:: What you need to do ::
The entries below need to be written out exactly, with no pictures included.

Records contained in a dataset
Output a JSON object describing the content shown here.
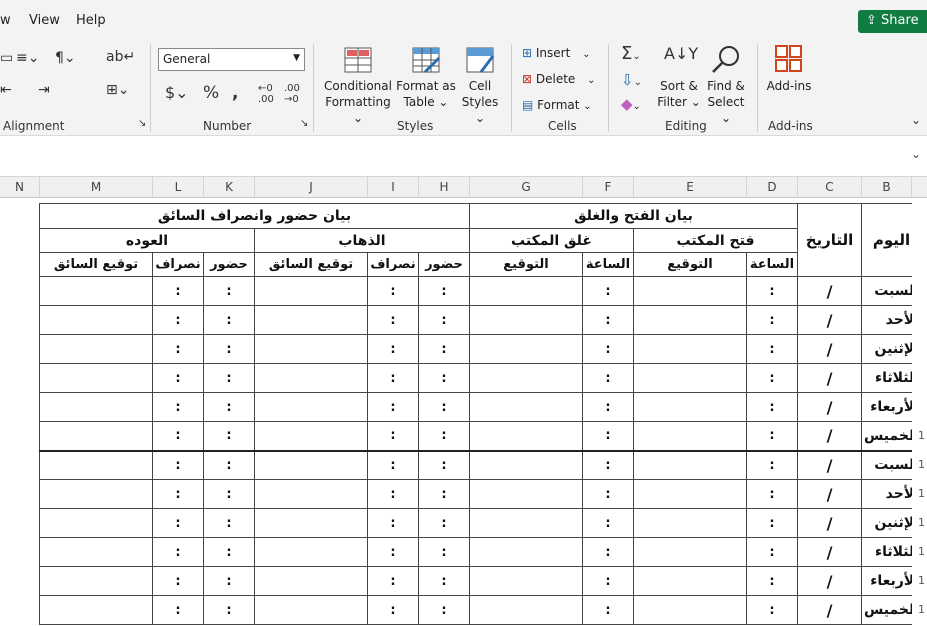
{
  "menu": [
    "w",
    "View",
    "Help"
  ],
  "share_label": "Share",
  "ribbon": {
    "groups": {
      "alignment": "Alignment",
      "number": "Number",
      "styles": "Styles",
      "cells": "Cells",
      "editing": "Editing",
      "addins": "Add-ins"
    },
    "number_format": "General",
    "conditional_formatting": [
      "Conditional",
      "Formatting"
    ],
    "format_as_table": [
      "Format as",
      "Table"
    ],
    "cell_styles": [
      "Cell",
      "Styles"
    ],
    "insert": "Insert",
    "delete": "Delete",
    "format": "Format",
    "sort_filter": [
      "Sort &",
      "Filter"
    ],
    "find_select": [
      "Find &",
      "Select"
    ],
    "addins_button": "Add-ins"
  },
  "columns": [
    "N",
    "M",
    "L",
    "K",
    "J",
    "I",
    "H",
    "G",
    "F",
    "E",
    "D",
    "C",
    "B"
  ],
  "sheet": {
    "title_right": "بيان الفتح والغلق",
    "title_left": "بيان حضور وانصراف السائق",
    "day_header": "اليوم",
    "date_header": "التاريخ",
    "open_office": "فتح المكتب",
    "close_office": "غلق المكتب",
    "going": "الذهاب",
    "return": "العوده",
    "time": "الساعة",
    "signature": "التوقيع",
    "attend": "حضور",
    "leave": "نصراف",
    "driver_sig": "توقيع السائق",
    "days": [
      "السبت",
      "الأحد",
      "الإثنين",
      "الثلاثاء",
      "الأربعاء",
      "الخميس",
      "السبت",
      "الأحد",
      "الإثنين",
      "الثلاثاء",
      "الأربعاء",
      "الخميس"
    ],
    "slash": "/",
    "colon": ":"
  },
  "row_numbers_partial": [
    "1",
    "1",
    "1",
    "1",
    "1",
    "1",
    "1"
  ]
}
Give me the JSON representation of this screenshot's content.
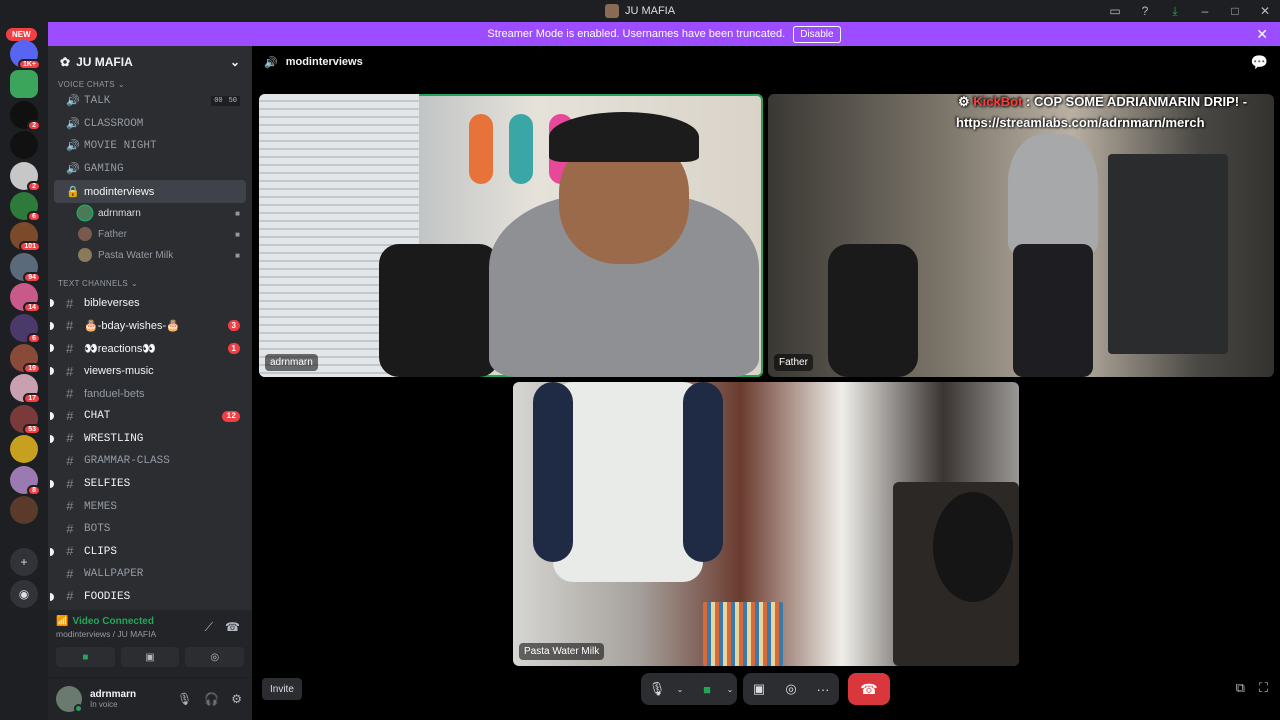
{
  "window": {
    "title": "JU MAFIA"
  },
  "banner": {
    "text": "Streamer Mode is enabled. Usernames have been truncated.",
    "disable_label": "Disable"
  },
  "guilds": {
    "new_label": "NEW",
    "items": [
      {
        "badge": "1K+"
      },
      {
        "badge": ""
      },
      {
        "badge": "2"
      },
      {
        "badge": ""
      },
      {
        "badge": "2"
      },
      {
        "badge": "6"
      },
      {
        "badge": "101"
      },
      {
        "badge": "94"
      },
      {
        "badge": "14"
      },
      {
        "badge": "6"
      },
      {
        "badge": "19"
      },
      {
        "badge": "17"
      },
      {
        "badge": "53"
      },
      {
        "badge": ""
      },
      {
        "badge": "8"
      },
      {
        "badge": ""
      }
    ]
  },
  "server": {
    "name": "JU MAFIA",
    "voice_category": "VOICE CHATS",
    "voice_channels": [
      {
        "name": "TALK",
        "cap_a": "00",
        "cap_b": "50"
      },
      {
        "name": "CLASSROOM"
      },
      {
        "name": "MOVIE NIGHT"
      },
      {
        "name": "GAMING"
      },
      {
        "name": "modinterviews",
        "active": true
      }
    ],
    "voice_users": [
      {
        "name": "adrnmarn",
        "speaking": true,
        "color": "#4a7a5a"
      },
      {
        "name": "Father",
        "color": "#7a5a4e"
      },
      {
        "name": "Pasta Water Milk",
        "color": "#8a7a5a"
      }
    ],
    "text_category": "TEXT CHANNELS",
    "text_channels": [
      {
        "name": "bibleverses",
        "unread": true
      },
      {
        "name": "🎂-bday-wishes-🎂",
        "unread": true,
        "badge": "3"
      },
      {
        "name": "👀reactions👀",
        "unread": true,
        "badge": "1"
      },
      {
        "name": "viewers-music",
        "unread": true
      },
      {
        "name": "fanduel-bets"
      },
      {
        "name": "CHAT",
        "unread": true,
        "badge": "12",
        "mono": true
      },
      {
        "name": "WRESTLING",
        "unread": true,
        "mono": true
      },
      {
        "name": "GRAMMAR-CLASS",
        "mono": true
      },
      {
        "name": "SELFIES",
        "unread": true,
        "mono": true
      },
      {
        "name": "MEMES",
        "mono": true
      },
      {
        "name": "BOTS",
        "mono": true
      },
      {
        "name": "CLIPS",
        "unread": true,
        "mono": true
      },
      {
        "name": "WALLPAPER",
        "mono": true
      },
      {
        "name": "FOODIES",
        "unread": true,
        "mono": true
      }
    ]
  },
  "voice_panel": {
    "status": "Video Connected",
    "location": "modinterviews / JU MAFIA"
  },
  "user_panel": {
    "username": "adrnmarn",
    "status": "In voice"
  },
  "call": {
    "channel_name": "modinterviews",
    "tiles": [
      {
        "name": "adrnmarn",
        "speaking": true
      },
      {
        "name": "Father"
      },
      {
        "name": "Pasta Water Milk"
      }
    ],
    "overlay": {
      "bot": "KickBot",
      "message": ": COP SOME ADRIANMARIN DRIP! -",
      "link": "https://streamlabs.com/adrnmarn/merch"
    },
    "invite_label": "Invite"
  }
}
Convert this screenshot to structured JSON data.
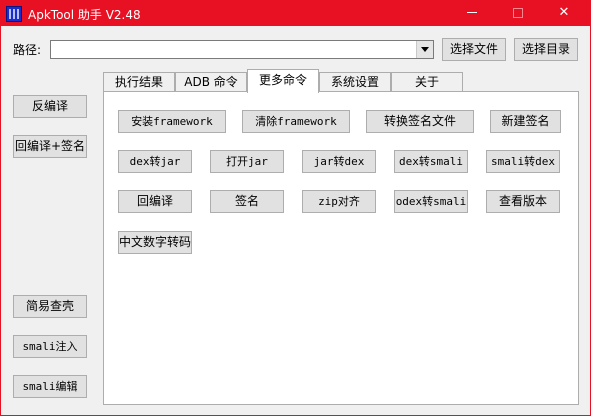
{
  "window": {
    "title": "ApkTool 助手 V2.48",
    "minimize_glyph": "",
    "close_glyph": "✕",
    "accent_color": "#e81123"
  },
  "path": {
    "label": "路径:",
    "value": "",
    "browse_file_label": "选择文件",
    "browse_dir_label": "选择目录"
  },
  "left_panel": {
    "decompile_label": "反编译",
    "recompile_sign_label": "回编译+签名",
    "shell_check_label": "简易查壳",
    "smali_inject_label": "smali注入",
    "smali_edit_label": "smali编辑"
  },
  "tabs": [
    {
      "label": "执行结果",
      "active": false
    },
    {
      "label": "ADB 命令",
      "active": false
    },
    {
      "label": "更多命令",
      "active": true
    },
    {
      "label": "系统设置",
      "active": false
    },
    {
      "label": "关于",
      "active": false
    }
  ],
  "more_commands": {
    "row1": [
      "安装framework",
      "清除framework",
      "转换签名文件",
      "新建签名"
    ],
    "row2": [
      "dex转jar",
      "打开jar",
      "jar转dex",
      "dex转smali",
      "smali转dex"
    ],
    "row3": [
      "回编译",
      "签名",
      "zip对齐",
      "odex转smali",
      "查看版本"
    ],
    "row4": [
      "中文数字转码"
    ]
  }
}
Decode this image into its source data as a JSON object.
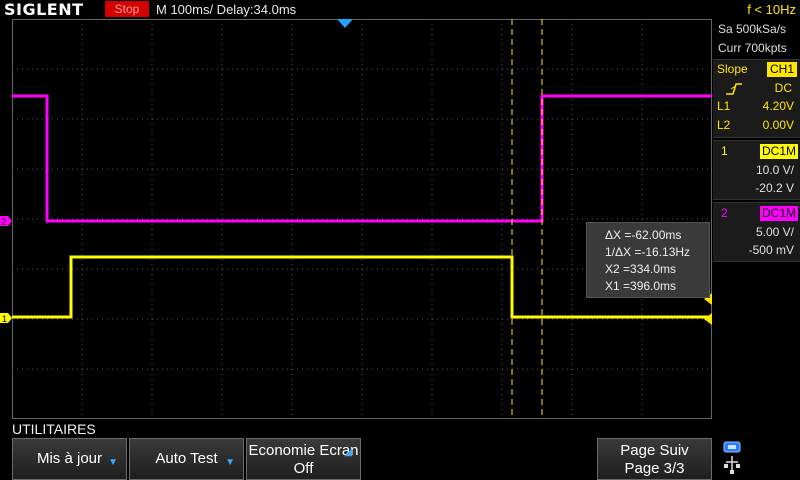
{
  "header": {
    "brand": "SIGLENT",
    "run_state": "Stop",
    "timebase": "M 100ms/  Delay:34.0ms",
    "frequency": "f < 10Hz"
  },
  "acquisition": {
    "sample_rate": "Sa 500kSa/s",
    "memory": "Curr 700kpts"
  },
  "trigger": {
    "label": "Slope",
    "source": "CH1",
    "coupling": "DC",
    "l1_label": "L1",
    "l1_value": "4.20V",
    "l2_label": "L2",
    "l2_value": "0.00V"
  },
  "channels": [
    {
      "number": "1",
      "coupling": "DC1M",
      "scale": "10.0 V/",
      "offset": "-20.2 V",
      "color": "#ffff00"
    },
    {
      "number": "2",
      "coupling": "DC1M",
      "scale": "5.00 V/",
      "offset": "-500 mV",
      "color": "#ff00ff"
    }
  ],
  "cursor_readout": {
    "delta_x": "ΔX =-62.00ms",
    "inv_delta_x": "1/ΔX =-16.13Hz",
    "x2": "X2 =334.0ms",
    "x1": "X1 =396.0ms"
  },
  "markers": {
    "ch2_marker": "2",
    "ch1_marker": "1"
  },
  "menu": {
    "title": "UTILITAIRES",
    "softkeys": {
      "updates": "Mis à jour",
      "auto_test": "Auto Test",
      "screen_saver_line1": "Economie Ecran",
      "screen_saver_line2": "Off",
      "next_page_line1": "Page Suiv",
      "next_page_line2": "Page 3/3"
    }
  },
  "icons": {
    "trigger_slope": "rising-edge-icon",
    "usb": "usb-icon",
    "softkey_arrow": "down-arrow-icon"
  }
}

:: Task result ::
Output a JSON object describing the content shown here.
{
  "menu": [
    "w",
    "View",
    "Help"
  ],
  "share_label": "Share",
  "ribbon": {
    "groups": {
      "alignment": "Alignment",
      "number": "Number",
      "styles": "Styles",
      "cells": "Cells",
      "editing": "Editing",
      "addins": "Add-ins"
    },
    "number_format": "General",
    "conditional_formatting": [
      "Conditional",
      "Formatting"
    ],
    "format_as_table": [
      "Format as",
      "Table"
    ],
    "cell_styles": [
      "Cell",
      "Styles"
    ],
    "insert": "Insert",
    "delete": "Delete",
    "format": "Format",
    "sort_filter": [
      "Sort &",
      "Filter"
    ],
    "find_select": [
      "Find &",
      "Select"
    ],
    "addins_button": "Add-ins"
  },
  "columns": [
    "N",
    "M",
    "L",
    "K",
    "J",
    "I",
    "H",
    "G",
    "F",
    "E",
    "D",
    "C",
    "B"
  ],
  "sheet": {
    "title_right": "بيان الفتح والغلق",
    "title_left": "بيان حضور وانصراف السائق",
    "day_header": "اليوم",
    "date_header": "التاريخ",
    "open_office": "فتح المكتب",
    "close_office": "غلق المكتب",
    "going": "الذهاب",
    "return": "العوده",
    "time": "الساعة",
    "signature": "التوقيع",
    "attend": "حضور",
    "leave": "نصراف",
    "driver_sig": "توقيع السائق",
    "days": [
      "السبت",
      "الأحد",
      "الإثنين",
      "الثلاثاء",
      "الأربعاء",
      "الخميس",
      "السبت",
      "الأحد",
      "الإثنين",
      "الثلاثاء",
      "الأربعاء",
      "الخميس"
    ],
    "slash": "/",
    "colon": ":"
  },
  "row_numbers_partial": [
    "1",
    "1",
    "1",
    "1",
    "1",
    "1",
    "1"
  ]
}
Give me the JSON representation of this screenshot's content.
{
  "window": {
    "title": "JU MAFIA"
  },
  "banner": {
    "text": "Streamer Mode is enabled. Usernames have been truncated.",
    "disable_label": "Disable"
  },
  "guilds": {
    "new_label": "NEW",
    "items": [
      {
        "badge": "1K+"
      },
      {
        "badge": ""
      },
      {
        "badge": "2"
      },
      {
        "badge": ""
      },
      {
        "badge": "2"
      },
      {
        "badge": "6"
      },
      {
        "badge": "101"
      },
      {
        "badge": "94"
      },
      {
        "badge": "14"
      },
      {
        "badge": "6"
      },
      {
        "badge": "19"
      },
      {
        "badge": "17"
      },
      {
        "badge": "53"
      },
      {
        "badge": ""
      },
      {
        "badge": "8"
      },
      {
        "badge": ""
      }
    ]
  },
  "server": {
    "name": "JU MAFIA",
    "voice_category": "VOICE CHATS",
    "voice_channels": [
      {
        "name": "TALK",
        "cap_a": "00",
        "cap_b": "50"
      },
      {
        "name": "CLASSROOM"
      },
      {
        "name": "MOVIE NIGHT"
      },
      {
        "name": "GAMING"
      },
      {
        "name": "modinterviews",
        "active": true
      }
    ],
    "voice_users": [
      {
        "name": "adrnmarn",
        "speaking": true,
        "color": "#4a7a5a"
      },
      {
        "name": "Father",
        "color": "#7a5a4e"
      },
      {
        "name": "Pasta Water Milk",
        "color": "#8a7a5a"
      }
    ],
    "text_category": "TEXT CHANNELS",
    "text_channels": [
      {
        "name": "bibleverses",
        "unread": true
      },
      {
        "name": "🎂-bday-wishes-🎂",
        "unread": true,
        "badge": "3"
      },
      {
        "name": "👀reactions👀",
        "unread": true,
        "badge": "1"
      },
      {
        "name": "viewers-music",
        "unread": true
      },
      {
        "name": "fanduel-bets"
      },
      {
        "name": "CHAT",
        "unread": true,
        "badge": "12",
        "mono": true
      },
      {
        "name": "WRESTLING",
        "unread": true,
        "mono": true
      },
      {
        "name": "GRAMMAR-CLASS",
        "mono": true
      },
      {
        "name": "SELFIES",
        "unread": true,
        "mono": true
      },
      {
        "name": "MEMES",
        "mono": true
      },
      {
        "name": "BOTS",
        "mono": true
      },
      {
        "name": "CLIPS",
        "unread": true,
        "mono": true
      },
      {
        "name": "WALLPAPER",
        "mono": true
      },
      {
        "name": "FOODIES",
        "unread": true,
        "mono": true
      }
    ]
  },
  "voice_panel": {
    "status": "Video Connected",
    "location": "modinterviews / JU MAFIA"
  },
  "user_panel": {
    "username": "adrnmarn",
    "status": "In voice"
  },
  "call": {
    "channel_name": "modinterviews",
    "tiles": [
      {
        "name": "adrnmarn",
        "speaking": true
      },
      {
        "name": "Father"
      },
      {
        "name": "Pasta Water Milk"
      }
    ],
    "overlay": {
      "bot": "KickBot",
      "message": ": COP SOME ADRIANMARIN DRIP! -",
      "link": "https://streamlabs.com/adrnmarn/merch"
    },
    "invite_label": "Invite"
  }
}
Convert this screenshot to structured JSON data.
{
  "window": {
    "title": "ApkTool 助手 V2.48",
    "minimize_glyph": "",
    "close_glyph": "✕",
    "accent_color": "#e81123"
  },
  "path": {
    "label": "路径:",
    "value": "",
    "browse_file_label": "选择文件",
    "browse_dir_label": "选择目录"
  },
  "left_panel": {
    "decompile_label": "反编译",
    "recompile_sign_label": "回编译+签名",
    "shell_check_label": "简易查壳",
    "smali_inject_label": "smali注入",
    "smali_edit_label": "smali编辑"
  },
  "tabs": [
    {
      "label": "执行结果",
      "active": false
    },
    {
      "label": "ADB 命令",
      "active": false
    },
    {
      "label": "更多命令",
      "active": true
    },
    {
      "label": "系统设置",
      "active": false
    },
    {
      "label": "关于",
      "active": false
    }
  ],
  "more_commands": {
    "row1": [
      "安装framework",
      "清除framework",
      "转换签名文件",
      "新建签名"
    ],
    "row2": [
      "dex转jar",
      "打开jar",
      "jar转dex",
      "dex转smali",
      "smali转dex"
    ],
    "row3": [
      "回编译",
      "签名",
      "zip对齐",
      "odex转smali",
      "查看版本"
    ],
    "row4": [
      "中文数字转码"
    ]
  }
}
Decode this image into its source data as a JSON object.
{
  "header": {
    "brand": "SIGLENT",
    "run_state": "Stop",
    "timebase": "M 100ms/  Delay:34.0ms",
    "frequency": "f < 10Hz"
  },
  "acquisition": {
    "sample_rate": "Sa 500kSa/s",
    "memory": "Curr 700kpts"
  },
  "trigger": {
    "label": "Slope",
    "source": "CH1",
    "coupling": "DC",
    "l1_label": "L1",
    "l1_value": "4.20V",
    "l2_label": "L2",
    "l2_value": "0.00V"
  },
  "channels": [
    {
      "number": "1",
      "coupling": "DC1M",
      "scale": "10.0 V/",
      "offset": "-20.2 V",
      "color": "#ffff00"
    },
    {
      "number": "2",
      "coupling": "DC1M",
      "scale": "5.00 V/",
      "offset": "-500 mV",
      "color": "#ff00ff"
    }
  ],
  "cursor_readout": {
    "delta_x": "ΔX =-62.00ms",
    "inv_delta_x": "1/ΔX =-16.13Hz",
    "x2": "X2 =334.0ms",
    "x1": "X1 =396.0ms"
  },
  "markers": {
    "ch2_marker": "2",
    "ch1_marker": "1"
  },
  "menu": {
    "title": "UTILITAIRES",
    "softkeys": {
      "updates": "Mis à jour",
      "auto_test": "Auto Test",
      "screen_saver_line1": "Economie Ecran",
      "screen_saver_line2": "Off",
      "next_page_line1": "Page Suiv",
      "next_page_line2": "Page 3/3"
    }
  },
  "icons": {
    "trigger_slope": "rising-edge-icon",
    "usb": "usb-icon",
    "softkey_arrow": "down-arrow-icon"
  }
}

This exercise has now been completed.